DATASET CONTENT: Begin

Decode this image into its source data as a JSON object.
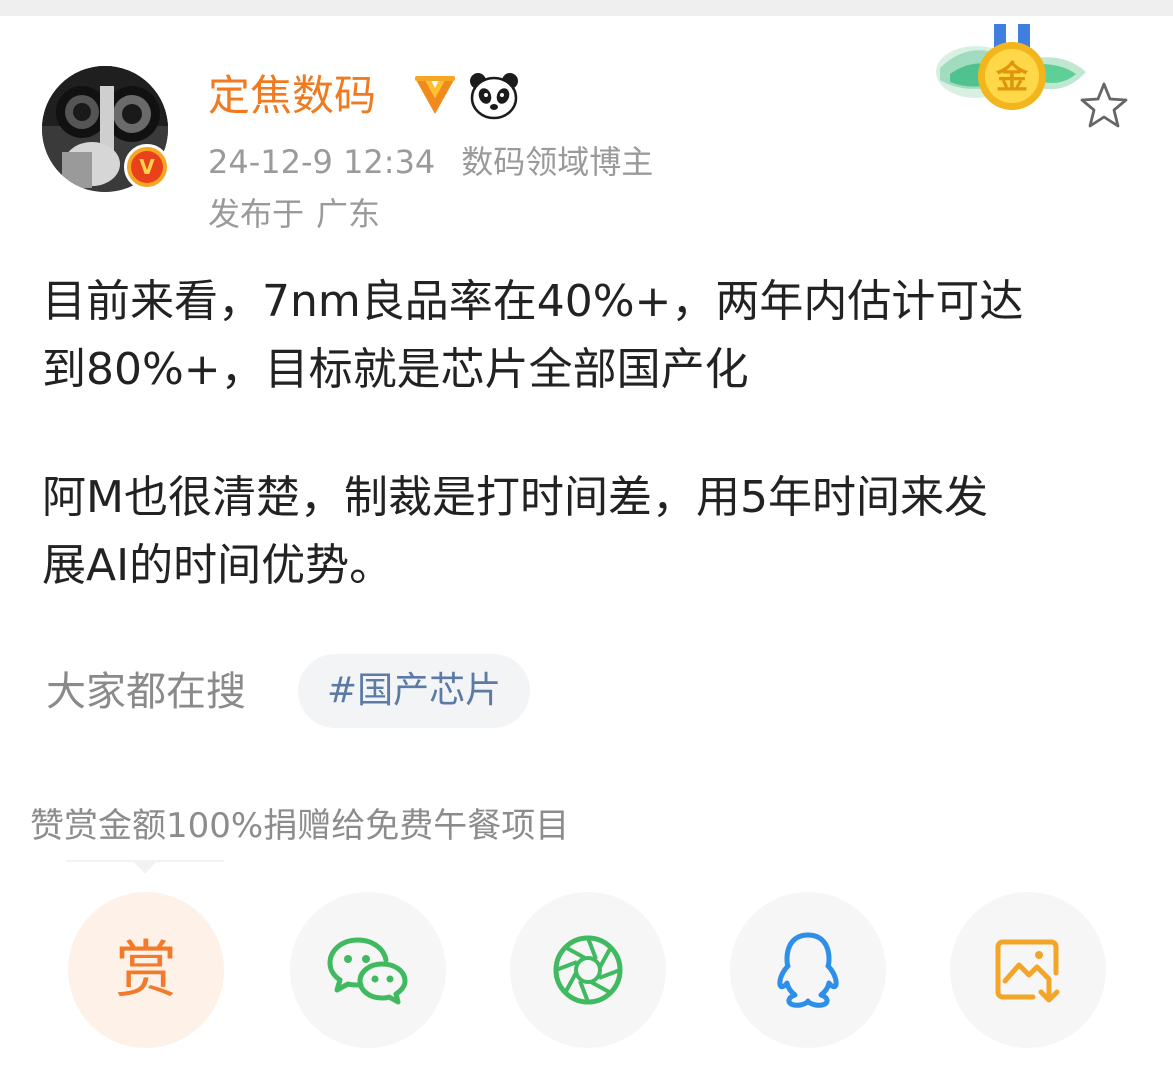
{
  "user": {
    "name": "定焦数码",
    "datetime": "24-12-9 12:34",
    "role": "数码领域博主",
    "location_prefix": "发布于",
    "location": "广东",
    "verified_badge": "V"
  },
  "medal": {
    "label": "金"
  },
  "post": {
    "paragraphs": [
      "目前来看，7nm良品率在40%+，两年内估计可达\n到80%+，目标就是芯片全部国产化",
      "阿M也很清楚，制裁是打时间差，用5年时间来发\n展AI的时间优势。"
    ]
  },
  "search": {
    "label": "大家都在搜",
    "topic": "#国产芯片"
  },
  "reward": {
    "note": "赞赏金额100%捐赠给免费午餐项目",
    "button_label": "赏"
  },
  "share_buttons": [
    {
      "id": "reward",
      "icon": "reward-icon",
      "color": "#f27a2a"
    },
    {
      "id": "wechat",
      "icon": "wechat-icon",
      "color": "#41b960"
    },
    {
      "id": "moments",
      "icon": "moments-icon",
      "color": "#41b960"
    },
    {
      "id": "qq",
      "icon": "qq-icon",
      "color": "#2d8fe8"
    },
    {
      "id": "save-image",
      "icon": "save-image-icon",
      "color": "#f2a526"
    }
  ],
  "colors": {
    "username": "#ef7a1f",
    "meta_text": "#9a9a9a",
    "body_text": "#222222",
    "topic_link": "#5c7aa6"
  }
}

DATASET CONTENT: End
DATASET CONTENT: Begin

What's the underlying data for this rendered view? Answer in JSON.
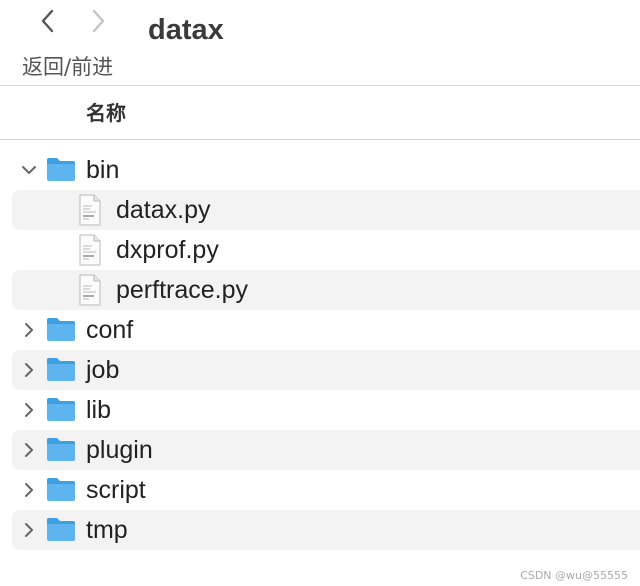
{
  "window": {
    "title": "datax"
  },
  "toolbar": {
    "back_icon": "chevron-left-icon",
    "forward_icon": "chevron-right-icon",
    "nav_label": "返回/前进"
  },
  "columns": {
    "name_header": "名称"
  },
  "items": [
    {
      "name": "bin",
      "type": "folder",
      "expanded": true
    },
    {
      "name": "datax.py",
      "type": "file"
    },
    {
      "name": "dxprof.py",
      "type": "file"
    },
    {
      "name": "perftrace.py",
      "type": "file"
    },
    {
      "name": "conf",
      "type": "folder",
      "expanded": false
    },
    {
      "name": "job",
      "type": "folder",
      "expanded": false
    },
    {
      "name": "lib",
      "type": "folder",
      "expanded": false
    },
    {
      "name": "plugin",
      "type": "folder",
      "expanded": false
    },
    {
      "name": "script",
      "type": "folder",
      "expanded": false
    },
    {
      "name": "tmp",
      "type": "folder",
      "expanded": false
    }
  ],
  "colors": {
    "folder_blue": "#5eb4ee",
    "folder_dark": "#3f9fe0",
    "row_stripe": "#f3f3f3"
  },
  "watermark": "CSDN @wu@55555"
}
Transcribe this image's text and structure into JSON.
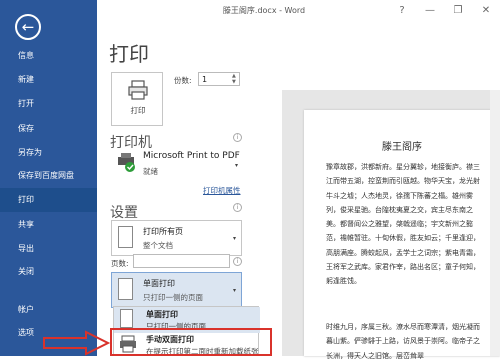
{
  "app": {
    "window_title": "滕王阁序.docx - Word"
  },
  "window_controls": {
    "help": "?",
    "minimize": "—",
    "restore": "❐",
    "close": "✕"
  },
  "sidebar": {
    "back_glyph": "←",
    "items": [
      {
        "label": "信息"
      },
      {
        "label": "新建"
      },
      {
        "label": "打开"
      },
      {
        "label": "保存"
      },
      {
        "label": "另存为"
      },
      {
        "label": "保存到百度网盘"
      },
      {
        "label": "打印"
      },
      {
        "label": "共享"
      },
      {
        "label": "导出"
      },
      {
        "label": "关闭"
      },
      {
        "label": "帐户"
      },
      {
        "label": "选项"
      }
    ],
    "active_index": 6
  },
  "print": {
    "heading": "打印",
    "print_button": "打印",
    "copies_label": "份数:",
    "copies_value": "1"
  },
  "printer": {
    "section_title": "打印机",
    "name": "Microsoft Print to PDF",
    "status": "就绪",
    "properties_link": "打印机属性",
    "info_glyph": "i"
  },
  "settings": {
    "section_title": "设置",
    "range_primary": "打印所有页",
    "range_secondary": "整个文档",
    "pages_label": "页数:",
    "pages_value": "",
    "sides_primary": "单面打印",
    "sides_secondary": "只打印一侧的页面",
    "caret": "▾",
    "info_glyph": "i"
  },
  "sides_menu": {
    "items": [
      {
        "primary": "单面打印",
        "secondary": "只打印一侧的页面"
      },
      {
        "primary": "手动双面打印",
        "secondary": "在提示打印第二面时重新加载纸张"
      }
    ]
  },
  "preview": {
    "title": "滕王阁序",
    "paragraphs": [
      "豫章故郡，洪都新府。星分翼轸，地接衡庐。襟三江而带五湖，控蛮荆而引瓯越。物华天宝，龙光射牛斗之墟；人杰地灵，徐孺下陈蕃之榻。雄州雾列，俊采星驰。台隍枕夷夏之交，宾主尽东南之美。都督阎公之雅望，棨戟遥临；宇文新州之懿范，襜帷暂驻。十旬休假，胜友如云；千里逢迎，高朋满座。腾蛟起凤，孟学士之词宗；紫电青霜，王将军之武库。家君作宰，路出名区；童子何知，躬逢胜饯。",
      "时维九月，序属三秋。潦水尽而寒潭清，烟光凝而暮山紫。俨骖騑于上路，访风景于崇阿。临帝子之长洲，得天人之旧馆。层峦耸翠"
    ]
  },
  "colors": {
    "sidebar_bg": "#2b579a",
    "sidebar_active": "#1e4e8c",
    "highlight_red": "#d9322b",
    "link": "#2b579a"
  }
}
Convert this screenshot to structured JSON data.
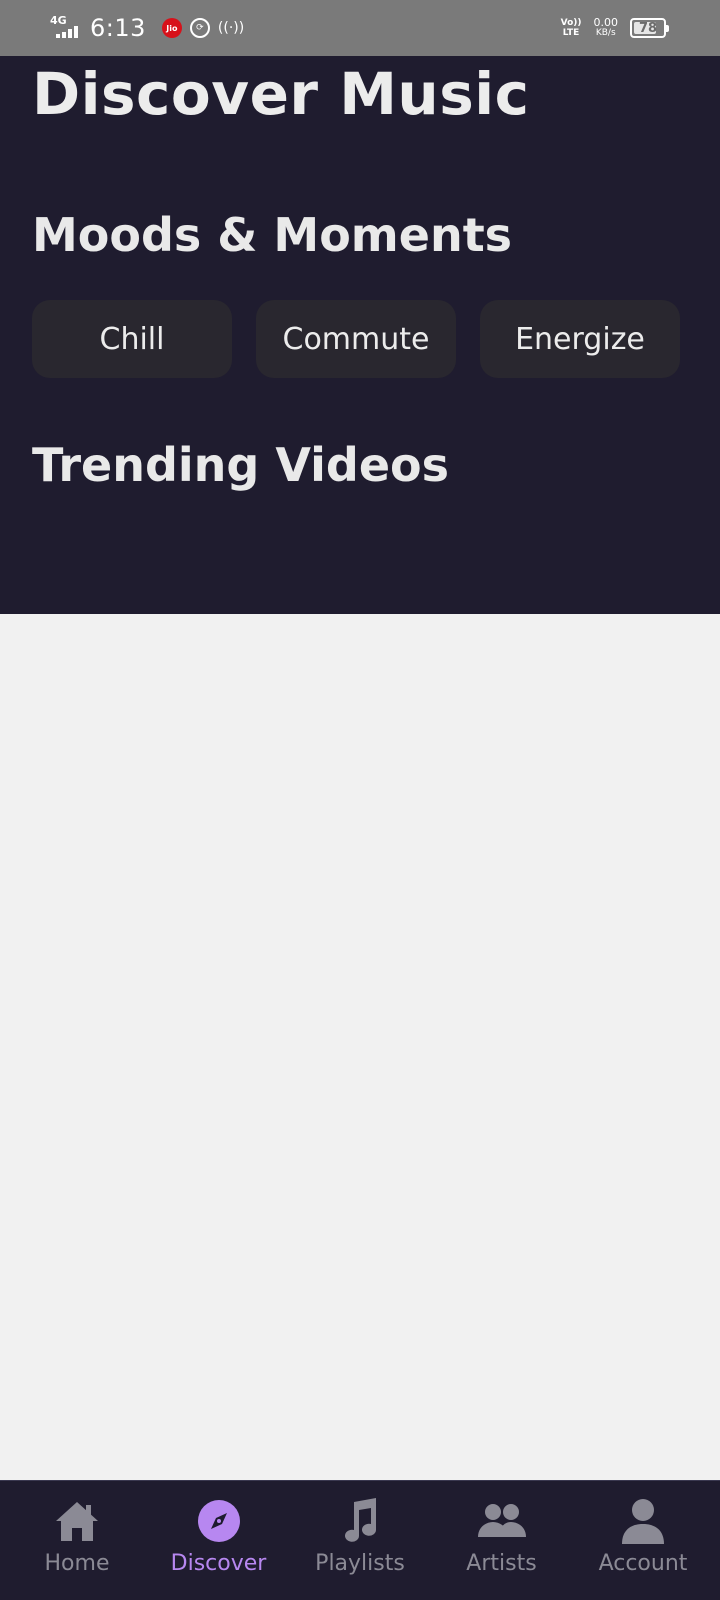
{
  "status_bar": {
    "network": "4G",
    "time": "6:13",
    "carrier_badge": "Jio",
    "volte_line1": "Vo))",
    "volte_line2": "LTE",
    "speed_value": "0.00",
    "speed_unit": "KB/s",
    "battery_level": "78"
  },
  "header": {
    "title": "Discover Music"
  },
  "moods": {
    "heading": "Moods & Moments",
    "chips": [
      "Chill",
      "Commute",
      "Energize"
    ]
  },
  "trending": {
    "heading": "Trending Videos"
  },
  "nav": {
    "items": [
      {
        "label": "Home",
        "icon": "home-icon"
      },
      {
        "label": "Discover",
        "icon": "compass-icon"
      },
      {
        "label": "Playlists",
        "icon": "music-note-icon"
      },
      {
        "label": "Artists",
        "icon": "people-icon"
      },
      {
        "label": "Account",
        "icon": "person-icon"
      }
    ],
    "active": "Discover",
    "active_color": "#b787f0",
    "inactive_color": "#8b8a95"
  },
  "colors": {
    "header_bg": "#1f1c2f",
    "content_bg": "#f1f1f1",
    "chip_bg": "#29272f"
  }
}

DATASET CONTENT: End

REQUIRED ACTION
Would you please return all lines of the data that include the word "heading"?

ANSWER BELOW
    "heading": "打印",
    "heading": "Moods & Moments",
    "heading": "Trending Videos"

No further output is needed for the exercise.